Unmasking Anchorage's Indigenous Culture
August 09, 2022
Drew Michael was born in Bethel and raised in Eagle River, Alaska. He learned carving at an early age, focusing on mask-making as his primary medium. Michael’s work pays tribute to his heritage and is influenced by the people and events encountered throughout his own life.
In August, Michael will begin work on a mural inspired by his heritage and Alaska Native culture. It will be displayed on the Kobuk building on the corner of W. 5th Ave and E Street, a prominent location in the heart of the downtown Anchorage.
The planned mural depicts a colorful mask, which reflects Michael’s main body of work. Michael recently spoke with us about the mural’s meaning and his vision for it.
A draft rendering of Michael's planned mural for the Kobuk building in Downtown Anchorage.
AM: Share a little about your background and how that is reflected in your work.
DM: I was born a twin, in Bethel. We were adopted out of Bethel and raised by white parents along with a lot of siblings adopted from different families. Bethel is kind of a mixing pot of the Yup’ik region. I’m both Inupiaq & Yup’ik and my birth father is Polish, so I’m half Polish. I am a mask maker, so the Yup’ik culture and the Inupiaq culture come out. I‘ve been to Poland looking for my family on that side but haven’t really allowed a lot of that culture to come through. It is inherently happening in some ways, with Western culture being in Alaska.
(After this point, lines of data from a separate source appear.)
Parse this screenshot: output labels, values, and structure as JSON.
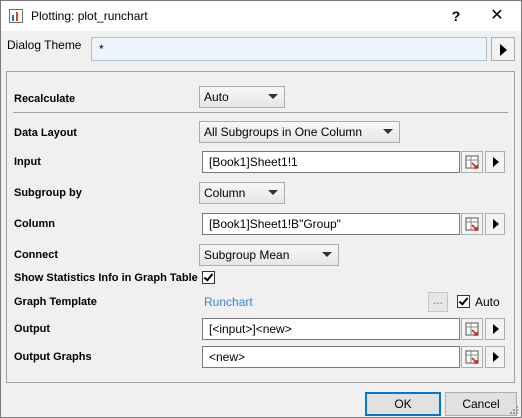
{
  "window": {
    "title": "Plotting: plot_runchart",
    "help_label": "?",
    "close_label": "✕",
    "icon": "app-icon"
  },
  "theme": {
    "label": "Dialog Theme",
    "value": "*"
  },
  "form": {
    "recalculate": {
      "label": "Recalculate",
      "value": "Auto"
    },
    "data_layout": {
      "label": "Data Layout",
      "value": "All Subgroups in One Column"
    },
    "input": {
      "label": "Input",
      "value": "[Book1]Sheet1!1"
    },
    "subgroup_by": {
      "label": "Subgroup by",
      "value": "Column"
    },
    "column": {
      "label": "Column",
      "value": "[Book1]Sheet1!B\"Group\""
    },
    "connect": {
      "label": "Connect",
      "value": "Subgroup Mean"
    },
    "show_stats": {
      "label": "Show Statistics Info in Graph Table",
      "checked": true
    },
    "graph_template": {
      "label": "Graph Template",
      "value": "Runchart",
      "browse_label": "...",
      "auto_label": "Auto",
      "auto_checked": true
    },
    "output": {
      "label": "Output",
      "value": "[<input>]<new>"
    },
    "output_graphs": {
      "label": "Output Graphs",
      "value": "<new>"
    }
  },
  "buttons": {
    "ok": "OK",
    "cancel": "Cancel"
  },
  "icons": {
    "picker": "range-picker-icon",
    "expand": "expand-arrow-icon",
    "dropdown": "chevron-down-icon"
  },
  "colors": {
    "link": "#3f83d6",
    "default_button_border": "#0078d7",
    "theme_field_bg": "#eef4f9"
  }
}
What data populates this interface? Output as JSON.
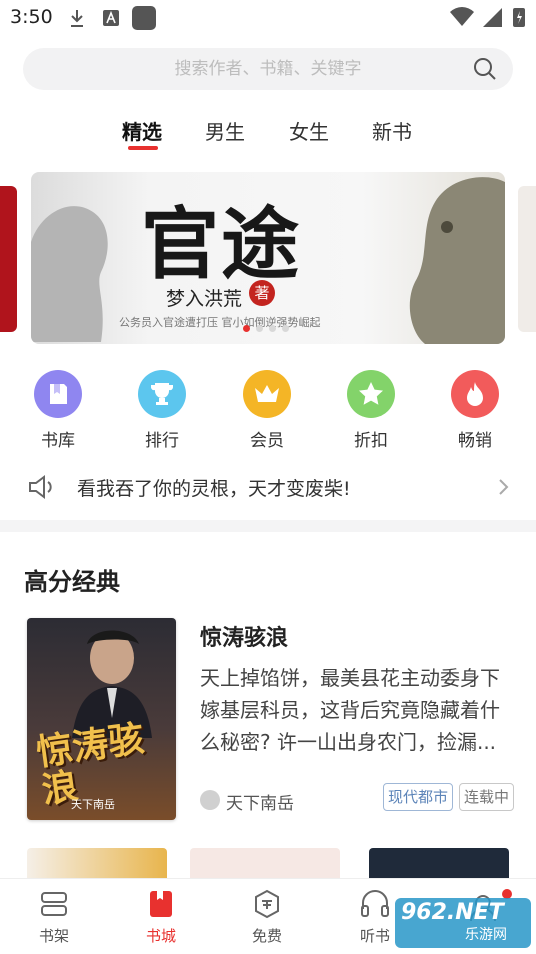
{
  "status_bar": {
    "time": "3:50"
  },
  "search": {
    "placeholder": "搜索作者、书籍、关键字"
  },
  "tabs": [
    {
      "label": "精选",
      "active": true
    },
    {
      "label": "男生",
      "active": false
    },
    {
      "label": "女生",
      "active": false
    },
    {
      "label": "新书",
      "active": false
    }
  ],
  "banner": {
    "title": "官途",
    "author": "梦入洪荒",
    "badge": "著",
    "tagline": "公务员入官途遭打压 官小如倒逆强势崛起",
    "slide_count": 4,
    "active_slide": 1
  },
  "shortcuts": [
    {
      "label": "书库",
      "icon": "book-library-icon",
      "color": "#8f86f0"
    },
    {
      "label": "排行",
      "icon": "trophy-icon",
      "color": "#5cc6ee"
    },
    {
      "label": "会员",
      "icon": "crown-icon",
      "color": "#f4b526"
    },
    {
      "label": "折扣",
      "icon": "star-icon",
      "color": "#83d36a"
    },
    {
      "label": "畅销",
      "icon": "flame-icon",
      "color": "#f25b5b"
    }
  ],
  "notice": {
    "text": "看我吞了你的灵根，天才变废柴!"
  },
  "section": {
    "title": "高分经典",
    "featured": {
      "title": "惊涛骇浪",
      "cover_title": "惊涛骇浪",
      "cover_author": "天下南岳",
      "description": "天上掉馅饼，最美县花主动委身下嫁基层科员，这背后究竟隐藏着什么秘密? 许一山出身农门，捡漏...",
      "author": "天下南岳",
      "tags": [
        "现代都市",
        "连载中"
      ]
    }
  },
  "bottom_nav": [
    {
      "label": "书架",
      "icon": "bookshelf-icon",
      "active": false
    },
    {
      "label": "书城",
      "icon": "bookstore-icon",
      "active": true
    },
    {
      "label": "免费",
      "icon": "free-icon",
      "active": false
    },
    {
      "label": "听书",
      "icon": "headphones-icon",
      "active": false
    }
  ],
  "watermark": {
    "number": "962.NET",
    "site": "乐游网"
  },
  "colors": {
    "accent": "#e8312f"
  }
}
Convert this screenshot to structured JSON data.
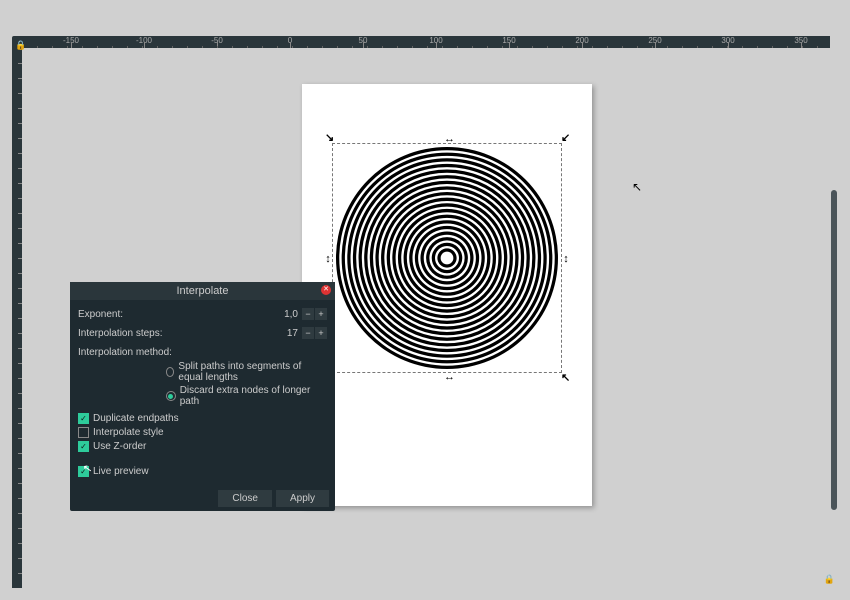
{
  "ruler_ticks": [
    "-150",
    "-100",
    "-50",
    "0",
    "50",
    "100",
    "150",
    "200",
    "250",
    "300",
    "350"
  ],
  "dialog": {
    "title": "Interpolate",
    "exponent_label": "Exponent:",
    "exponent_value": "1,0",
    "steps_label": "Interpolation steps:",
    "steps_value": "17",
    "method_label": "Interpolation method:",
    "method_option1": "Split paths into segments of equal lengths",
    "method_option2": "Discard extra nodes of longer path",
    "duplicate_label": "Duplicate endpaths",
    "interp_style_label": "Interpolate style",
    "zorder_label": "Use Z-order",
    "live_preview_label": "Live preview",
    "close_label": "Close",
    "apply_label": "Apply"
  },
  "checks": {
    "duplicate": true,
    "interp_style": false,
    "zorder": true,
    "live_preview": true
  },
  "method_selected": 1
}
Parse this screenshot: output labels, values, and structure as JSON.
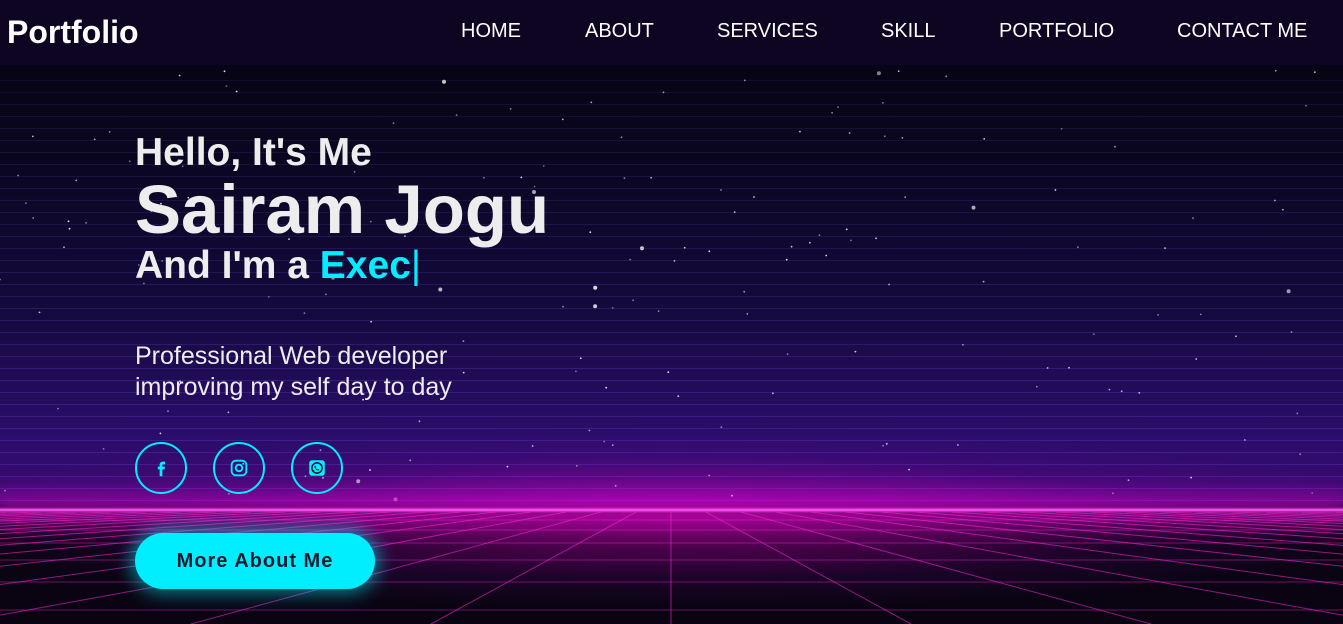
{
  "nav": {
    "logo": "Portfolio",
    "items": [
      {
        "label": "HOME"
      },
      {
        "label": "ABOUT"
      },
      {
        "label": "SERVICES"
      },
      {
        "label": "SKILL"
      },
      {
        "label": "PORTFOLIO"
      },
      {
        "label": "CONTACT ME"
      }
    ]
  },
  "hero": {
    "greeting": "Hello, It's Me",
    "name": "Sairam Jogu",
    "role_prefix": "And I'm a ",
    "role_typed": "Exec",
    "cursor": "|",
    "description_line1": "Professional Web developer",
    "description_line2": "improving my self day to day",
    "cta_label": "More About Me"
  },
  "socials": [
    {
      "icon": "facebook-icon"
    },
    {
      "icon": "instagram-icon"
    },
    {
      "icon": "whatsapp-icon"
    }
  ],
  "colors": {
    "accent": "#00eeff",
    "nav_bg": "#0d0522",
    "glow": "#ff3cf5"
  }
}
I guess there’s kind of a blend … The piece that will be on the Kobuk is actually called Full Spectrum. It kind of fits in perfectly with the idea of all parts of oneself coming together.
AM: Did you workshop a few different ideas or was there anything specific you had in mind when the opportunity to do a mural came up?
DM: I know that building, we’ve all been by it a million times … I wanted to think about a message that can be shared, that everybody could connect with in Alaska, that isn’t just Native. I came up with some ideas and absolutely hated how everything was flowing on the space and then I thought, “I’m a mask maker, I should just show my work.”
The Full Spectrum mask on which the Kobuk building's mural is based.
AM: Have you ever created a large-scale work like this before?
DM: I’ve never done painting on such a large scale and I am a little intimidated by the process, but I think that with the help of friends, (a little research), and the assistance of the museum, I think we can step right in … I felt really, kind of nervous about a new project, but that’s when some of the most exciting things come out sometimes–because you’re blending new ideas and new worlds together.
AM: That building is at the heart of downtown Anchorage. What are your thoughts on having a public work on display in an area that’s a first stop for a lot of visitors?
DM: I wanted to bring a lot of color to downtown. I think that influenced this piece, and I think part of the story of the Native people of Alaska is thinking about how everything has energy; and looking through the eyes of a mask, you can see into a way people lived that was connected to place. Having that space downtown will open the eyes of visitors to the beauty of the place and the culture.
Michael’s work on the “Full Spectrum” mural is scheduled to begin Aug. 15-24.